Choose the Issuer. If the Lender is not going to be the Issuer, determine with Bond Counsel what public entity will serve as the Issuer of the Bonds. In some states or in some situations, there may be several possible issuers with different policies, procedures, politics, governing laws and fees.

Engage the Underwriter (Public Sale). For publicly sold bonds, the Underwriter is the investment banking firm responsible for marketing the bonds, helping to structure the financing, presenting the transaction to rating agencies to obtain ratings on the bonds and/or to bond insurers or credit providers, and purchasing (i.e., underwriting) the Bonds for resale to investors. The Underwriter’s counsel is primarily responsible for preparing the Bond Purchase Contract and, in many transactions, the Official Statement. If a Lender has not yet been brought into the transaction (see above), consulting the Underwriter early may help determine the basic structure of the financing with Bond Counsel, what sort of lenders would be willing to extend credit to the project and what rates of interest the Borrower can expect to pay.

Consider a Financial Advisor. Because there are pros and cons to different structures and because there are many underwriters and private placement buyers from which to choose, some Issuers and Borrowers engage a financing consultant or financial advisor to explore the options and recommend the best approach

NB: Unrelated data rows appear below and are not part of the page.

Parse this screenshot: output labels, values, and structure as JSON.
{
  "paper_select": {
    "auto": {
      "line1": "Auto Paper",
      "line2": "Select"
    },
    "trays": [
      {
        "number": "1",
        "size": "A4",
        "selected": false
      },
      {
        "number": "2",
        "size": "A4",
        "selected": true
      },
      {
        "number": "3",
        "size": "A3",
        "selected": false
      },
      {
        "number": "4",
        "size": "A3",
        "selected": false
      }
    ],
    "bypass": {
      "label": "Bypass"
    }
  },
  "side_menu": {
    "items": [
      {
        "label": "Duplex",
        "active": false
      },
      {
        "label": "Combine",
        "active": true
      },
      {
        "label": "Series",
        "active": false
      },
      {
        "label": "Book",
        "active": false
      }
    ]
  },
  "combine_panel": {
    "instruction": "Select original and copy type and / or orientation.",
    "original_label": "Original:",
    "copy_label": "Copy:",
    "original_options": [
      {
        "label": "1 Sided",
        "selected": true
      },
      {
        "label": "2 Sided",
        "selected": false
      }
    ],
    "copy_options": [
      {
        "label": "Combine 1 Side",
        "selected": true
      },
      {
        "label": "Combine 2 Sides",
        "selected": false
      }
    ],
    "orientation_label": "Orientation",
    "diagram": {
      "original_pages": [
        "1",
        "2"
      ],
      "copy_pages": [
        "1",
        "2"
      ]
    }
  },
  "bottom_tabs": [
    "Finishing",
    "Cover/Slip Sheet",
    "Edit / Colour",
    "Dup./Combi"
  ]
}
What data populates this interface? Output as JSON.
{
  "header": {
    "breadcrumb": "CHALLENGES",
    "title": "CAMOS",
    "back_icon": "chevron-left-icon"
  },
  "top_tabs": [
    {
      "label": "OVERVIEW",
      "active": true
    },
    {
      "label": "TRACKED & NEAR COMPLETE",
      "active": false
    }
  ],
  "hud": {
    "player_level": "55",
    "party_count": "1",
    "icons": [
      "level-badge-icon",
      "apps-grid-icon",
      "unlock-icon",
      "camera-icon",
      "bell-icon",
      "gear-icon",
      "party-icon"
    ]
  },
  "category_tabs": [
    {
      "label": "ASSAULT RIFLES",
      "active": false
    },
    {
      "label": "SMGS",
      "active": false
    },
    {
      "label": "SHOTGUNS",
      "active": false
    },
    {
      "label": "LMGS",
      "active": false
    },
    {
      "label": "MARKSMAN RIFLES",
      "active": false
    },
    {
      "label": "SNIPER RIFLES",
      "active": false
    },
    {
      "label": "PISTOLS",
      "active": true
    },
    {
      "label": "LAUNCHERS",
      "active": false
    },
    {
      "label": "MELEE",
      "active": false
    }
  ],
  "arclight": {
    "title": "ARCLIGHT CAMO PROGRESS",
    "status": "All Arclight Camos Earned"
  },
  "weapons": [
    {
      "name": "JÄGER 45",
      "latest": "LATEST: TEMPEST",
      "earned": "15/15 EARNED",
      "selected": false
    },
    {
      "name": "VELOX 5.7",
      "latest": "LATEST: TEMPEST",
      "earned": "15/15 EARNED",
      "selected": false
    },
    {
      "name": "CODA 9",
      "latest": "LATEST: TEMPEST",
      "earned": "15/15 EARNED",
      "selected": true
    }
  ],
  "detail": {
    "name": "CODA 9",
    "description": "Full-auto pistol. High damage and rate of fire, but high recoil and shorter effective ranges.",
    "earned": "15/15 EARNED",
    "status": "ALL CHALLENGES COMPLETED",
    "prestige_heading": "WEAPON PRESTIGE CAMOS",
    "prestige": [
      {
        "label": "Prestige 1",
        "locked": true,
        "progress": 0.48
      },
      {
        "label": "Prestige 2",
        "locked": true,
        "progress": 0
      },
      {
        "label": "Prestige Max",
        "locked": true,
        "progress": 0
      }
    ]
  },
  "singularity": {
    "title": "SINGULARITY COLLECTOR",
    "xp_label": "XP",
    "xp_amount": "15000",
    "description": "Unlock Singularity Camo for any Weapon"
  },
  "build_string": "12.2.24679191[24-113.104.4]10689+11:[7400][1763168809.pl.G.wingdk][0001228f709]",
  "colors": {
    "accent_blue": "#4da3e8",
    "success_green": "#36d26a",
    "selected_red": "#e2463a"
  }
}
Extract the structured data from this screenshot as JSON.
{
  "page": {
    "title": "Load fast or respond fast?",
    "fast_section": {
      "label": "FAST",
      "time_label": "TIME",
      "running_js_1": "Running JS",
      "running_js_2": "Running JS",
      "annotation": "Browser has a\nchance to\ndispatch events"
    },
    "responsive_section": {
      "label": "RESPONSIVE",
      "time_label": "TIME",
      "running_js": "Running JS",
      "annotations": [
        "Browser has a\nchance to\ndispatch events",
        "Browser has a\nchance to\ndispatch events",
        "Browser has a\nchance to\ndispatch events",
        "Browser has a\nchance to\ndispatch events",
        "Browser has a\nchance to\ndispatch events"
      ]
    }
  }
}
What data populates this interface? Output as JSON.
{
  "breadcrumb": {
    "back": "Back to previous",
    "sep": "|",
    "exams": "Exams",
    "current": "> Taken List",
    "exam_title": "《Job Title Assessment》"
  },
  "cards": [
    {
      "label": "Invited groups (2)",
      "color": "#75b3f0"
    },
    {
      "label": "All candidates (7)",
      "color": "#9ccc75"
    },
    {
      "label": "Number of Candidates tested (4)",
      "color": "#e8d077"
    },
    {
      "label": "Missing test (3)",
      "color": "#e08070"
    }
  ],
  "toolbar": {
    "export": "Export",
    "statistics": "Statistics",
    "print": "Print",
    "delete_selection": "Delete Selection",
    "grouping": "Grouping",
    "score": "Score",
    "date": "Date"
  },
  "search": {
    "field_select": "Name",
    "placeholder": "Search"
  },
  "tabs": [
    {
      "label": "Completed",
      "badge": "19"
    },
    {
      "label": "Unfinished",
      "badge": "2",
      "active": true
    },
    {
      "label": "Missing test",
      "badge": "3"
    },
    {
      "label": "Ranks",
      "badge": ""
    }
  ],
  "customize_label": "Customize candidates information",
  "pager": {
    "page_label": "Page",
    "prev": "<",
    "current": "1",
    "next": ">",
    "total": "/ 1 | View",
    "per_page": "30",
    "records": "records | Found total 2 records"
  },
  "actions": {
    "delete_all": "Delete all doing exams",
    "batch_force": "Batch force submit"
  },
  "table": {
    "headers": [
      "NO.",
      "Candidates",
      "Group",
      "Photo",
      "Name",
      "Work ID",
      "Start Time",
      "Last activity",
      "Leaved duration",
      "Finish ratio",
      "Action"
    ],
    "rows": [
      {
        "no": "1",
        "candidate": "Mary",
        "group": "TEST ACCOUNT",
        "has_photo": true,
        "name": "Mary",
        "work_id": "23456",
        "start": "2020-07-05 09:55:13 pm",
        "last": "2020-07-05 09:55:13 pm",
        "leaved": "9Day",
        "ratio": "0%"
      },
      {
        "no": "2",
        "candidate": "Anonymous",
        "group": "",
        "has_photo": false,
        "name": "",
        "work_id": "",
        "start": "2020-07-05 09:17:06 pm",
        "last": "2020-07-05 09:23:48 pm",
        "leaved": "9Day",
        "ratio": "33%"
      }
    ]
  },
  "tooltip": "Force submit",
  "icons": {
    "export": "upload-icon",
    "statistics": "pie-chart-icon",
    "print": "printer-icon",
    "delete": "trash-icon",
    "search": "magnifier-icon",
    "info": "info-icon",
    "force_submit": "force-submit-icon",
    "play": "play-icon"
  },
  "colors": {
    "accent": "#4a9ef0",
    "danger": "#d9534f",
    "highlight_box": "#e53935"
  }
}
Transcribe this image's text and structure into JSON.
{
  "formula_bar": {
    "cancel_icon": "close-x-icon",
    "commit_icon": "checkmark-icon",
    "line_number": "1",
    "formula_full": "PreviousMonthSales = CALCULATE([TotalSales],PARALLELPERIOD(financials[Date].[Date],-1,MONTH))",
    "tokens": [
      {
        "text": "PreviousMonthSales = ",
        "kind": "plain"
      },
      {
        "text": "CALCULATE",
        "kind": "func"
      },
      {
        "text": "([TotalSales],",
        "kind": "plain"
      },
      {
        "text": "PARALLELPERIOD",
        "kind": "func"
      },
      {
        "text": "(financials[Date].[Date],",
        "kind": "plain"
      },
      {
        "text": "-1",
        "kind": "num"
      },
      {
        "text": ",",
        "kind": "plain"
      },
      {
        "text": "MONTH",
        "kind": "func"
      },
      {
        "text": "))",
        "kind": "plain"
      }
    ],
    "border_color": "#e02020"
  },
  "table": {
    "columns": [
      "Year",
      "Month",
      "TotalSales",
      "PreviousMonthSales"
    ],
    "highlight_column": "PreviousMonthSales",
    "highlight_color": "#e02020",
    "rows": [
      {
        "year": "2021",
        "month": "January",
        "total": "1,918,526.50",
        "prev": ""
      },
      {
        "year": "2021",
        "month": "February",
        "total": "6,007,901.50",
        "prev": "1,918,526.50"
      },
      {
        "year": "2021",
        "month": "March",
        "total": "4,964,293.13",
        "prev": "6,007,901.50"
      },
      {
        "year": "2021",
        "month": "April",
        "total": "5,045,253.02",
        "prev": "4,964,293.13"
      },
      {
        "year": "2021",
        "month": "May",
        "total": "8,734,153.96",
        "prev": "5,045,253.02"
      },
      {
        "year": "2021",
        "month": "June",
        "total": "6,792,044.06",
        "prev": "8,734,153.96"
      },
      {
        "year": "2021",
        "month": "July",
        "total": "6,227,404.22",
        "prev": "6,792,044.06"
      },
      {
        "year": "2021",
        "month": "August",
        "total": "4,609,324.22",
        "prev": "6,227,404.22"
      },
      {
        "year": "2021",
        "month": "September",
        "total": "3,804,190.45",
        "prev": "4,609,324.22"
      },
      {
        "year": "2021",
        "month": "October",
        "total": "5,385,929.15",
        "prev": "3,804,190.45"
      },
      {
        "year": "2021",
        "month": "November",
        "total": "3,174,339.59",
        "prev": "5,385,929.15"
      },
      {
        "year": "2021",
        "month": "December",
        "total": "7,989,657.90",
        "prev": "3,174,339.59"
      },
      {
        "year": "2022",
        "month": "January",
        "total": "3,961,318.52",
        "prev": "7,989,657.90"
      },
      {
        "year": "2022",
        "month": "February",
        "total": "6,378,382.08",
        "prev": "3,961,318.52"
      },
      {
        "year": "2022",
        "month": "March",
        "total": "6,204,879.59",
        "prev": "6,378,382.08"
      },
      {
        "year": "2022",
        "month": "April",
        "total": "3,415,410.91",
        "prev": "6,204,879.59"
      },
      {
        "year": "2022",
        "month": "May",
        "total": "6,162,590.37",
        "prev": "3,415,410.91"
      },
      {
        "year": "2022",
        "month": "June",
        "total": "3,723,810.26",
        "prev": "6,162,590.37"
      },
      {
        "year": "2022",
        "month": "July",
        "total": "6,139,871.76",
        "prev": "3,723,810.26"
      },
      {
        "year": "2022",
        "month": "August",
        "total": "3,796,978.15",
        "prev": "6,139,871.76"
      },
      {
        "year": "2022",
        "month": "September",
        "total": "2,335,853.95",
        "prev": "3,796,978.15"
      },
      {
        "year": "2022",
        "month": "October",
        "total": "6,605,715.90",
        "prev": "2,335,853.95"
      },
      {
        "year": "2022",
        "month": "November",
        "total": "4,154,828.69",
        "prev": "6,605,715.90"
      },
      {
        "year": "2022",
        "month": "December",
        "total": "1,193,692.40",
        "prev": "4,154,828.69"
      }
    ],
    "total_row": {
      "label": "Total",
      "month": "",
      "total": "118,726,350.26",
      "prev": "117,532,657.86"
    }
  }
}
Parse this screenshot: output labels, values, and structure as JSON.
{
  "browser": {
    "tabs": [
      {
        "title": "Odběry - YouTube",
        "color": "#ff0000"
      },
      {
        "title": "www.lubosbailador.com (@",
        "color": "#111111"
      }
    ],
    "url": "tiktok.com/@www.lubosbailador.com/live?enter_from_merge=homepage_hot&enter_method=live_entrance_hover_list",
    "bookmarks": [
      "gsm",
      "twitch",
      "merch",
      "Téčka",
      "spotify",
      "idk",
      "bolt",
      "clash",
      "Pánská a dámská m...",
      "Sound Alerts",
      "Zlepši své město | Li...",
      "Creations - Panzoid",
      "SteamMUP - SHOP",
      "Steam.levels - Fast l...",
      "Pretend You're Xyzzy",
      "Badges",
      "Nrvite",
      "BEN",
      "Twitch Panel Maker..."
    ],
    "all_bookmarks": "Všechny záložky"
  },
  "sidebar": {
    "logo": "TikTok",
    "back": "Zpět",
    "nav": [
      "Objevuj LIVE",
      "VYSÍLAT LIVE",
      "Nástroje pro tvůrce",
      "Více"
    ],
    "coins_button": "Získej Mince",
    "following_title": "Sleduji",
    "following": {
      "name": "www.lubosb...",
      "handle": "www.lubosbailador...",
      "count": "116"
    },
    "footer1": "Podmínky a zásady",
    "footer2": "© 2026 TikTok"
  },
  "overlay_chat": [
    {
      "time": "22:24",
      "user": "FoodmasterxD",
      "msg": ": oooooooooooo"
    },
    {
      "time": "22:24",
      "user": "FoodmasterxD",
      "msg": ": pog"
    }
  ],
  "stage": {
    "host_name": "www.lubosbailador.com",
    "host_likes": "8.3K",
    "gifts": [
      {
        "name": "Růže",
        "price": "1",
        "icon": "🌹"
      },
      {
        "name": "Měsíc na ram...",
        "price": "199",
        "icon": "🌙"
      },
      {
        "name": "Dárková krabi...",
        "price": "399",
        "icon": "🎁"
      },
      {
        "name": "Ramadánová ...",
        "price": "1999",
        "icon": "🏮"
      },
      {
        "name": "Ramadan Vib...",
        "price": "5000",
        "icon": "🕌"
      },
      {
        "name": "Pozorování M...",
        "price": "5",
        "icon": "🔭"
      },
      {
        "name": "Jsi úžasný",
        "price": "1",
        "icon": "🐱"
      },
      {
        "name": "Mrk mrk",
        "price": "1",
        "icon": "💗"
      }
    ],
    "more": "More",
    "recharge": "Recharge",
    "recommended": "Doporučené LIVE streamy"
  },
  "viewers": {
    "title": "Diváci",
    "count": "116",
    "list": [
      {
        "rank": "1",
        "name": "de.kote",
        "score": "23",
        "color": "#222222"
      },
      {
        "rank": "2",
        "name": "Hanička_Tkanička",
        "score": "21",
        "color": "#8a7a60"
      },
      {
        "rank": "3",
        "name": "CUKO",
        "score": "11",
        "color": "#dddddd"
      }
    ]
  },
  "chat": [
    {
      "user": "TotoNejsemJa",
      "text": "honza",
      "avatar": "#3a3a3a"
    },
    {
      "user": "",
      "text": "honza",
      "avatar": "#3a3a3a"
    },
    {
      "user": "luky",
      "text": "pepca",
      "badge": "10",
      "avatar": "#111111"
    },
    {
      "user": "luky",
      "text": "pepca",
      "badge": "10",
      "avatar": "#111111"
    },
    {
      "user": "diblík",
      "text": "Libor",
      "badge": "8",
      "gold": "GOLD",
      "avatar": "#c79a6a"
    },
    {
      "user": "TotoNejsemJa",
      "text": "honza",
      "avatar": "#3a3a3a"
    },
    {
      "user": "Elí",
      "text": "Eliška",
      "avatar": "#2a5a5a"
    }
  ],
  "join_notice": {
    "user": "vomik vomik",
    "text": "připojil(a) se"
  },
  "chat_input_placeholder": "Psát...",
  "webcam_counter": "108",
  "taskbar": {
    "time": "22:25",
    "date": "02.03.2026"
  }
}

for their project. These consultants are familiar with the variety of financing structures and often can help with the tax credit side of transactions as well.

Adopt a Reimbursement Resolution. If the Borrower intends to use bond proceeds to reimburse itself for project expenditures incurred prior to the

issuance of the bonds, the Borrower will want the issuer to pass a “reimbursement resolution” establishing a date after which (and up to 60 days before which) costs incurred can be reimbursed with bond proceeds. Bond Counsel can describe the specific tax rules regarding reimbursements and will normally provide this fairly simple resolution on request.

Apply for (and Receive) Volume Cap/Tax Credits. Unless the Borrower is a 501(c)(3) corporation, the project will need to receive an allocation of volume cap authority (see “Federal Tax Law”) to have tax-exempt private activity bonds issued on its behalf. The Issuer and the Borrower should become familiar with the application procedures for volume cap (and tax credits, if the project will be financed in part with tax credits) in the state(s) where project(s) will be located.

Apply for (and Receive) Volume Cap/Tax Credits. Unless the Borrower is a 501(c)(3) corporation, the project will need to receive an allocation of volume cap authority (see “Federal Tax Law”) to have tax-exempt private activity bonds issued on its behalf. The Issuer and the Borrower should become familiar with the application procedures for volume cap (and tax credits, if the project will be financed in part with tax credits) in the state(s) where project(s) will be located.

In document Multifamily Rental Housing (Page 37-54)